Are you clear about the nature of power and how it affects the parties' "alternatives to a negotiated agreement?" Are you clear about the powers available to other stakeholders? Have you been able to demonstrate to people the powers that the parties are willing to use to defend their interests? (Here you should consider legal, political, and economic power as well as the ability to undertake or resist violent assaults.)
For more information on this topic, see: Best Alternative to a Negotiated Agreement (BATNA), Understanding Power, Coercive Power, Exchange Power, Integrative Power, Nonviolence, Power Inequities, Empowerment, Sanctions: Diplomatic Tool, or Warfare by Other Means, Incentives
Do you know how much of the current conflict might be attributable to misunderstandings? If not, do you know how to set up communication processes that might be able to answer this question? And, do you know how to set up communication processes that might limit these misunderstandings?
For more information on this topic, see: Misunderstandings, Channels of Communication, In-Depth Communication, Cross-Cultural Communication, Large-Scale Communication, Interpersonal - Small-Scale Communication
Emotional and Psychological Dimensions
Do you know to what extent the parties' responses are due to emotional and psychological dimensions, such as anger, fear or prejudice? Do you know what is causing these reactions and how to address them?

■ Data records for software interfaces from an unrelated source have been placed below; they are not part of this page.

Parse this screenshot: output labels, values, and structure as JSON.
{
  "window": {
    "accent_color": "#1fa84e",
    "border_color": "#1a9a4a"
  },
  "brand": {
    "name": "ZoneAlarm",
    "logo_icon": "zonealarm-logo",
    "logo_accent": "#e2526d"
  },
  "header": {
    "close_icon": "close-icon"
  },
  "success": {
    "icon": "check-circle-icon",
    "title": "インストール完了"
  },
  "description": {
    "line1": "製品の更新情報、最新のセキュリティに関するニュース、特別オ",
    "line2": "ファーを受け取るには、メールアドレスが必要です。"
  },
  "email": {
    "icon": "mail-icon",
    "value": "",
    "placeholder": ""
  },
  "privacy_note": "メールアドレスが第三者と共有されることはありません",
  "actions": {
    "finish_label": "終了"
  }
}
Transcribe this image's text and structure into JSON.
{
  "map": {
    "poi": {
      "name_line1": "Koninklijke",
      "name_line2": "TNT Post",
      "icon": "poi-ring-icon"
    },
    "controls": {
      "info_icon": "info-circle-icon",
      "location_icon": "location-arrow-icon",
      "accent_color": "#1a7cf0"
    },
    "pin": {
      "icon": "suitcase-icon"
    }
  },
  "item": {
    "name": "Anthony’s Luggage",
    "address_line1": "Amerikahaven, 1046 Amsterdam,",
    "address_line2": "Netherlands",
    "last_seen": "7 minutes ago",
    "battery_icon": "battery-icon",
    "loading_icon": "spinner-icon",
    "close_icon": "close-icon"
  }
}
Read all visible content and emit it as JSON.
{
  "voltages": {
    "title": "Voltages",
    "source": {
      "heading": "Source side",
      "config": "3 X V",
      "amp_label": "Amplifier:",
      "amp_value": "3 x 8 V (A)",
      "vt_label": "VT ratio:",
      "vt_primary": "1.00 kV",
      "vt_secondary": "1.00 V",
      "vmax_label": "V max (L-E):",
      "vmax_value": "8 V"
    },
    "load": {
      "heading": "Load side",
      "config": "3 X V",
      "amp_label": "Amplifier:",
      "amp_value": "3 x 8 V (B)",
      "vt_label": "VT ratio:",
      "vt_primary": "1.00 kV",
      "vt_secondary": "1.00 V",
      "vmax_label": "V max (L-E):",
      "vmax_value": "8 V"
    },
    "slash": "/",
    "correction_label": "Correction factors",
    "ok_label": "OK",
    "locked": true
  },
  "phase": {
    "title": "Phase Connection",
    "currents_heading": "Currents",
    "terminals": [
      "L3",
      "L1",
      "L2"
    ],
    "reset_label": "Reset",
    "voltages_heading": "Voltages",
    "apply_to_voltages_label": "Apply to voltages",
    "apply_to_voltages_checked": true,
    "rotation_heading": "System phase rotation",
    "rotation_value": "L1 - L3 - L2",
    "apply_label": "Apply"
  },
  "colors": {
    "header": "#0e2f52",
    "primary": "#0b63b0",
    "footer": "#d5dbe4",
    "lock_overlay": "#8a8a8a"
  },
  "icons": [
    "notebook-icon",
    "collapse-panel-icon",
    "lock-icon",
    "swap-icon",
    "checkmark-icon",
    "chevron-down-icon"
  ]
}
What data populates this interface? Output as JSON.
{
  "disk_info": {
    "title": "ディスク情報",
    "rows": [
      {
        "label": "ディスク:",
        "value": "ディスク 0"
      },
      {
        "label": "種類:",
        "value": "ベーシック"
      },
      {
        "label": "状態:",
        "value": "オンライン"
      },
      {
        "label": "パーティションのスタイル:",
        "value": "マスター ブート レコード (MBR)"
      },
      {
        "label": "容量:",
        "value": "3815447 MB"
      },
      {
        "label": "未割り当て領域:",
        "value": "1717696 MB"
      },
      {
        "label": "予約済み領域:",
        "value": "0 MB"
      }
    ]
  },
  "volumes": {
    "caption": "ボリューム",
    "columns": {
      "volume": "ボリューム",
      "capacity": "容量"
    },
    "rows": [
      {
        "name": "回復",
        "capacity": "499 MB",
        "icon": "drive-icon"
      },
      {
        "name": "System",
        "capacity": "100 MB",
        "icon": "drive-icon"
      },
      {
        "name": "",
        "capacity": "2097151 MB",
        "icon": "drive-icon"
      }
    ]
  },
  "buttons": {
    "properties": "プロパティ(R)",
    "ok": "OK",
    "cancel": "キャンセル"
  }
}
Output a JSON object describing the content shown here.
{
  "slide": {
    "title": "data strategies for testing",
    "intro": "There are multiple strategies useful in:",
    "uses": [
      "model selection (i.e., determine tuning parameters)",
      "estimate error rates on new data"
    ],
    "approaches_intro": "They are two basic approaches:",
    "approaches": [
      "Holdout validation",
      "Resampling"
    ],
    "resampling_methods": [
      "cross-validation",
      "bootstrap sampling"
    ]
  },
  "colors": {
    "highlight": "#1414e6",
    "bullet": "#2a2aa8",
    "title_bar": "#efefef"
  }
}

For more information on this topic, see: Emotions, Prejudice, Anger, Fear, Managing Interpersonal Trust and Distrust, Guilt and Shame, Humiliation, Dehumanization, Delegitimization, Victimhood, Face, Siege Mentality, Trauma Healing

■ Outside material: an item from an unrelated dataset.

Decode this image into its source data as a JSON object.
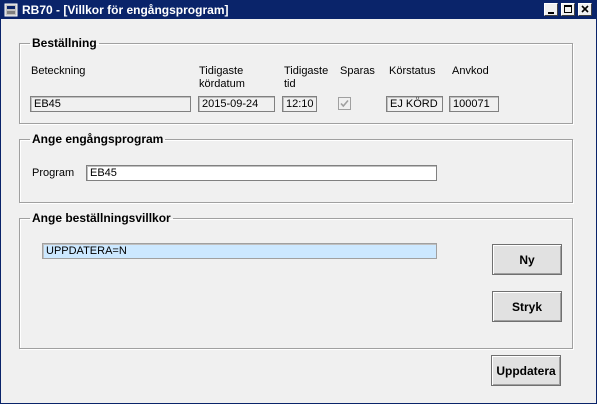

Do you know how much of the conflict is attributable to disagreements regarding the basic facts? If not, do you know how to set up communication processes that might be able to answer this question? And, do you know how to set up joint fact-finding processes that might limit factual disagreements?

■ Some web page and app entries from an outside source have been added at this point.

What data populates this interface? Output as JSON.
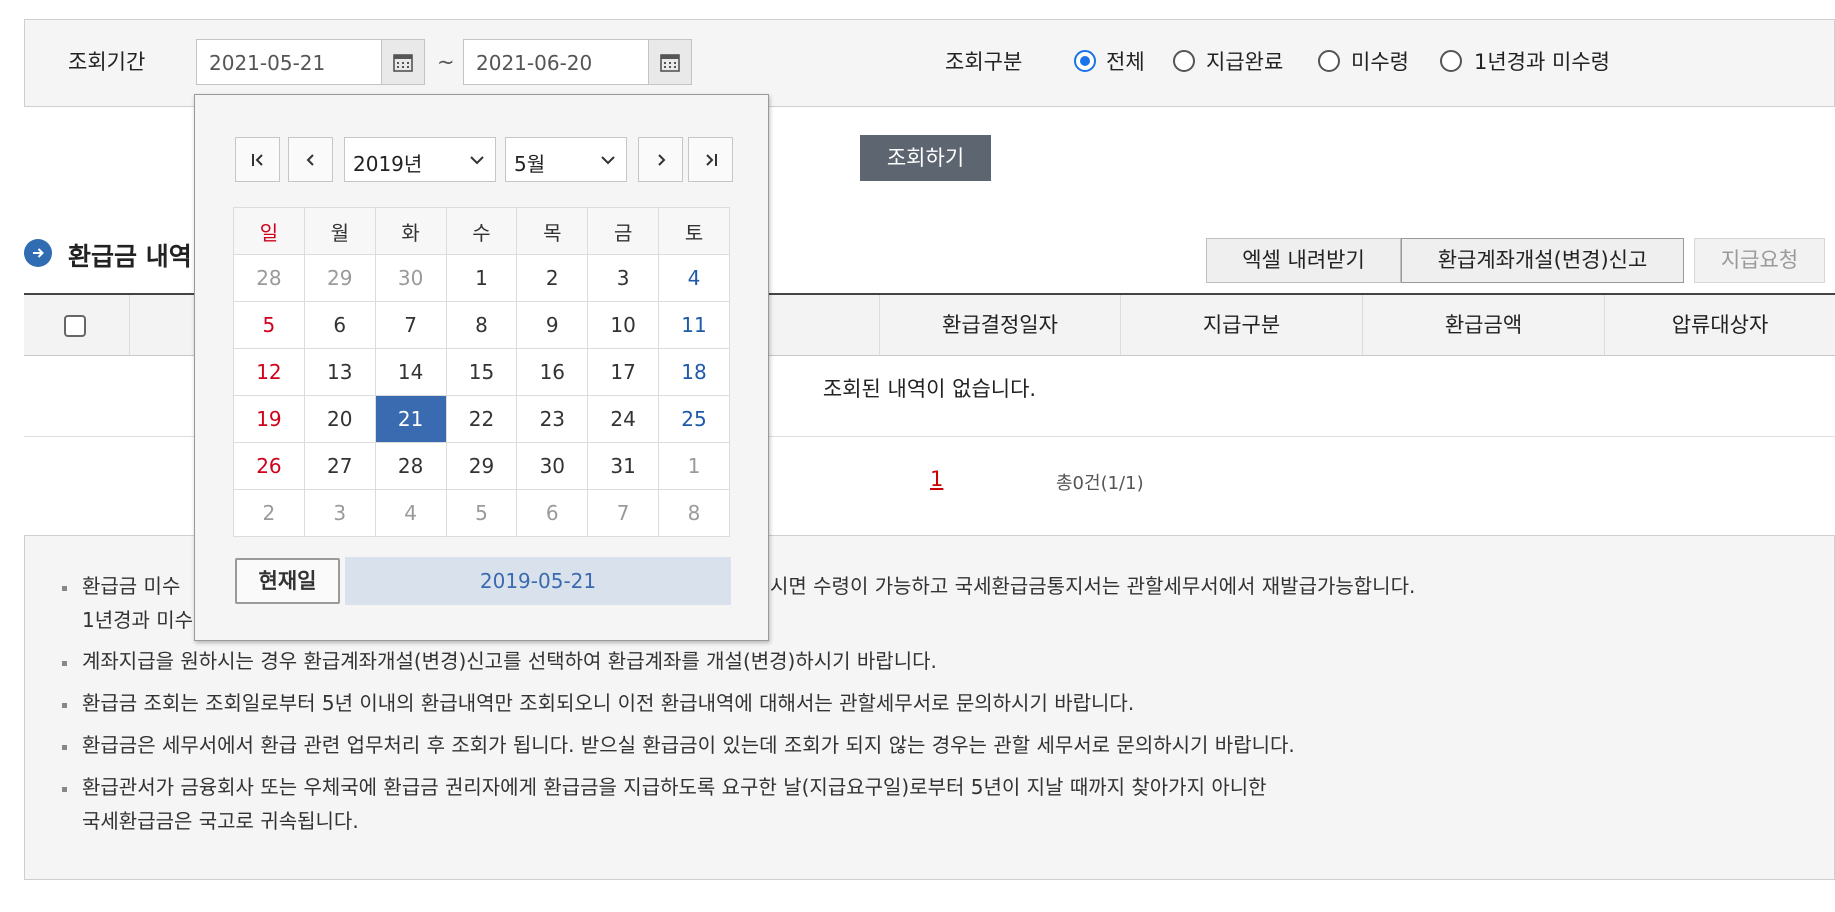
{
  "search": {
    "period_label": "조회기간",
    "start_date": "2021-05-21",
    "end_date": "2021-06-20",
    "tilde": "~",
    "type_label": "조회구분",
    "options": [
      "전체",
      "지급완료",
      "미수령",
      "1년경과 미수령"
    ],
    "selected_option": "전체",
    "submit_label": "조회하기"
  },
  "section": {
    "title": "환급금 내역",
    "buttons": {
      "excel": "엑셀 내려받기",
      "account": "환급계좌개설(변경)신고",
      "request": "지급요청"
    }
  },
  "table": {
    "visible_headers": [
      "",
      "환급결정일자",
      "지급구분",
      "환급금액",
      "압류대상자"
    ],
    "empty_message": "조회된 내역이 없습니다.",
    "pagination": {
      "current": "1",
      "total": "총0건(1/1)"
    }
  },
  "notes": {
    "n1_part1": "환급금 미수",
    "n1_part2": "시면 수령이 가능하고 국세환급금통지서는 관할세무서에서 재발급가능합니다.",
    "n1_line2": "1년경과 미수",
    "n2": "계좌지급을 원하시는 경우 환급계좌개설(변경)신고를 선택하여 환급계좌를 개설(변경)하시기 바랍니다.",
    "n3": "환급금 조회는 조회일로부터 5년 이내의 환급내역만 조회되오니 이전 환급내역에 대해서는 관할세무서로 문의하시기 바랍니다.",
    "n4": "환급금은 세무서에서 환급 관련 업무처리 후 조회가 됩니다. 받으실 환급금이 있는데 조회가 되지 않는 경우는 관할 세무서로 문의하시기 바랍니다.",
    "n5_line1": "환급관서가 금융회사 또는 우체국에 환급금 권리자에게 환급금을 지급하도록 요구한 날(지급요구일)로부터 5년이 지날 때까지 찾아가지 아니한",
    "n5_line2": "국세환급금은 국고로 귀속됩니다."
  },
  "datepicker": {
    "year": "2019년",
    "month": "5월",
    "weekdays": [
      "일",
      "월",
      "화",
      "수",
      "목",
      "금",
      "토"
    ],
    "weeks": [
      [
        "28",
        "29",
        "30",
        "1",
        "2",
        "3",
        "4"
      ],
      [
        "5",
        "6",
        "7",
        "8",
        "9",
        "10",
        "11"
      ],
      [
        "12",
        "13",
        "14",
        "15",
        "16",
        "17",
        "18"
      ],
      [
        "19",
        "20",
        "21",
        "22",
        "23",
        "24",
        "25"
      ],
      [
        "26",
        "27",
        "28",
        "29",
        "30",
        "31",
        "1"
      ],
      [
        "2",
        "3",
        "4",
        "5",
        "6",
        "7",
        "8"
      ]
    ],
    "selected_day": "21",
    "today_label": "현재일",
    "selected_date": "2019-05-21"
  },
  "colors": {
    "accent": "#3a6ab0",
    "sunday": "#d0021b",
    "saturday": "#1e5aa8",
    "page_current": "#cc0000"
  }
}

Do you know how to use the media to your advantage?
Do you know how much of the conflict is attributable to escalation and polarization? Have you developed and implemented effective steps to limit or reverse this effect?
If the conflict becomes violent, do you have a strategy for de-escalating the violence? If the violence is on a small scale, such as gang violence in a school, is it possible for you to prevent the violence? If the violence is on a national or international scale, is there anything you can do to decrease the suffering caused by the violence or to implement violence prevention programs or strategies?
Do you have a strategy for dealing with extremist groups such as paramilitaries or terrorists?
If the conflict you are involved in has become overly complex, do you understand theories of complexity and how to deal with it?
Dispute Systems Design
Do you expect a continuing series of similar disputes? Do you know about options for developing a system for the handling of routine disputes?
For more information on this topic, see: Designing New Dispute Resolution Systems
Do you know how to design a successful peace agreement, including things like how to reintegrate ex-combatants back into society, how to enforce the agreement, and how to create social structural change?
For more information on this topic, see: Peace Agreements, Substantive Provisions of Peace Agreements, Addressing Injustice, Security Guarantees, Social Structural Change, Reconstruction Programs, Reintegration of Ex-Combatants, Humanitarian Aid and Development Assistance, Power Sharing, Compensation Programs, Procedural Components of Peace Agreements, Monitoring of Agreements, Enforcement Mechanisms
Does the conflict involve a history of unrightable wrongs? Are you aware of options for transforming such conflicts?
Envisioning the Future
Have you envisioned the end goals of the peacebuilding process?
For more information on this topic, see: Envisioning, Settlement, Resolution, Management, or Transformation, Tolerance, Coexistence, Stable Peace